People often think my life just starts and ends with Bonaventure Cemetery or that I’m just another tour guide or tour company owner. This is hardly the case and a perception that is unfortunate at times. If you ever meet me in person you’ll see I have broad shoulders. Some of that comes from digging graves as a teenager. I’ve done the hard labor and the mental labor equally. All of which lives in my company spirit and how we do things. In the 1980s, while working in a Victorian Cemetery in high school, on a hot summer’s day, I was weedeating at the very edge of the cemetery overlooking a farmer’s field from a higher point where it dropped off a few feet down. Suddenly, the wire blade began kicking up tiny bones, some of them in medical bags, some of them far older. It turns out I’d uncovered a forgotten section where stillborn infants had been reposited. Over time, the erosion had washed that edge more into the farmer’s field bringing the bones closer to the surface. In the end I suppose I saved it by bringing it to the attention of those in charge, but it to this day, remains unmarked and cannot say whether its any more protected than it once was. The world is full of such cemetery sections. Its like a dark secret. Most are only known to certain elders of towns or authorities. And when they die, that knowledge tends to go with them I’ve found. Today its unusual to find a family with 4 children let alone 10, 12 or 16. Having such stock was once seen as the ultimate statement of a family’s richness vs what they simply “owned.” It certainly meant longevity but was also a practical matter. Mothers and fathers knew the deal and at times wondered about the loving faces smiling up at them, “Will we all be together by Christmas? or “Will we all know each other next Spring?” It was not a question of “if,” but rather “WHO” — would end up dying young. This theme has stayed with me as in many ways, children were the number one customers and drivers of the funeral industry in America’s 19th century. Its a bittersweet subject of course but inescapable in my work so I wanted to make this video as a devotion of a kind. It will be one of many. Hope you enjoy it.

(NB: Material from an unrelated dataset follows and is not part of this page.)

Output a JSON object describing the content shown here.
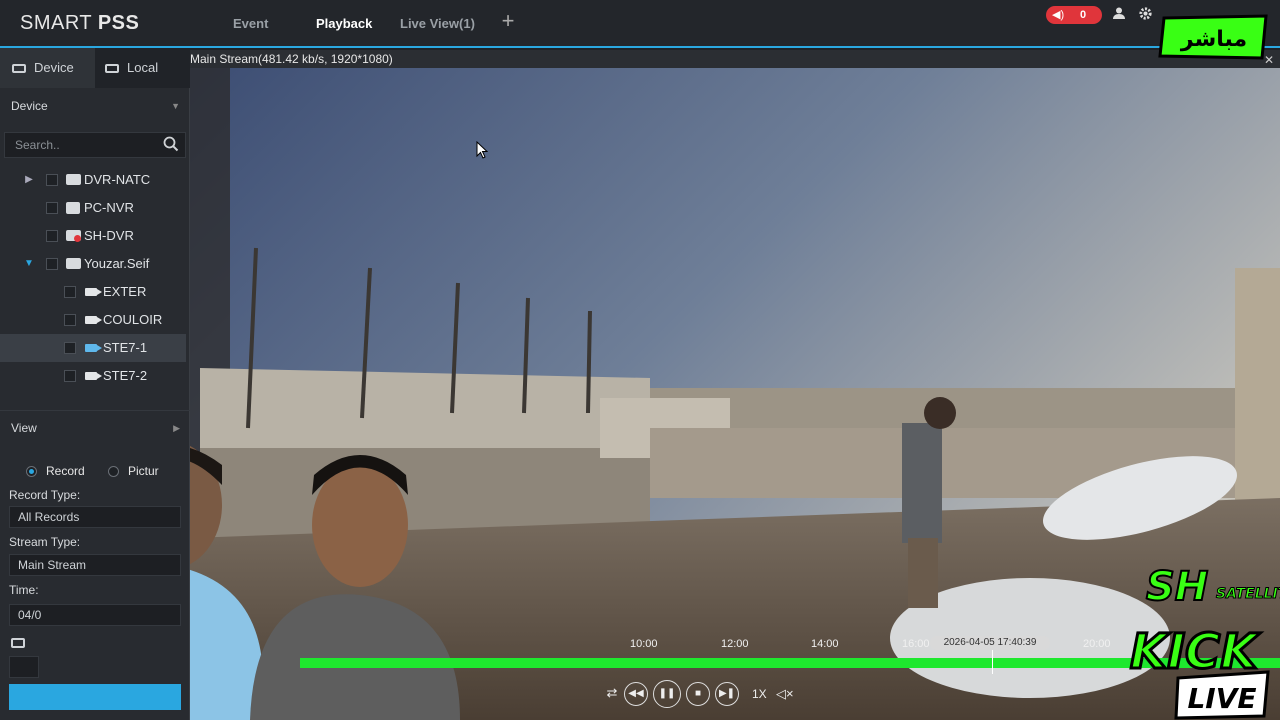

Last night in Catholic Cemetery in Savannah, while my dog walked me under a luminous golden crescent moon and a breeze that prompted a desire to sleep in the cemetery, I suddenly stumbled upon a stuffed animal bunny that was face down on the ground. Looking slightly discarded, I gathered that one of the groundskeepers, while mowing, must’ve bumped him from his station. As I held him and scanned around, I knew right away where he belonged. This is what I do on my night patrols. I rescue and reunite grave site objects with their proper owners at no charge. As you can see, he’s seen better days, but before he was ejected from his post, he’d been looking out after his pal and being near for a very long time. He said as much! “Shannon Scott, Stuffed Animal Whisperer.” He reminded me of my own favorite stuffed animal, Justin, who was a polar bear puppet that I received for opening up a saving’s account when I was barely older than James. Justin had the same shiny black bead eyes, that to me, looked like licorice candy. I loved that stuffed animal. He wasn’t a cheap Chinese make either. Old school Taiwan synthetics! He was like my first real pet even if purely imaginary. We slept together and I loved being able to express myself with him through his puppet aspect. Some of my childhood was very lonely and internalized and Justin did seem a friend and gave me comfort. He was probably also the original source of me doing character voices. Many a depressed child has been saved by such creature companions. So yes, there was no way, haggard as this bunny was, that I was about to leave him in such a discarded state! Justice prevails!
I am used to seeing children’s graves and know that Pre-Penicillin, 1928, they were the rule of cemeteries and the majority of them went unmarked. Even so, I am never used to seeing them. The feeling is always a wide pan of gut filled emotions. You always hear the ever truthful cliche, “There’s nothing worse for a parent than losing a child.” My response would be, “no there is nothing worse for a parent.” Made more grueling by the understanding that part of the future has died at the same time. All the same, I picked up the bunny and put him back where he belonged and I took this photo in the darkness and when I saw it later, it was as if he was looking up at me in his tatters with a grateful smile and I saw Justin all over again. And because I cannot truly speak to James or bring him back from the dead or talk to this bunny, I just felt I had to make something more of it than the picture and this little biddy came out. I am not a parent, but its deaths like these that make me hope for a God most of all and that these children like James, who died so young, are in his bosom and that they all have stuffed animals to keep them company. For you James, a much-beloved son…
Little James Dean Wise!
Who’s your friend with the beady eyes?
A funny looking bunny!
Who does he now spy?
Tis’ I, Tis’ I!
But I’m only passing by!
Tonight’s not my time to die
No, but how sad your burial belies
That sweet boyish face
Primed for life’s great race
I had to pause in my mortal haste
And ponder what made you stop?
When I found Mr Hop Hop
Guarding your grave like his den
Faithful toy friend to the end
I thought I heard him say,
“Better here than the world of men.”
— Shannon Scott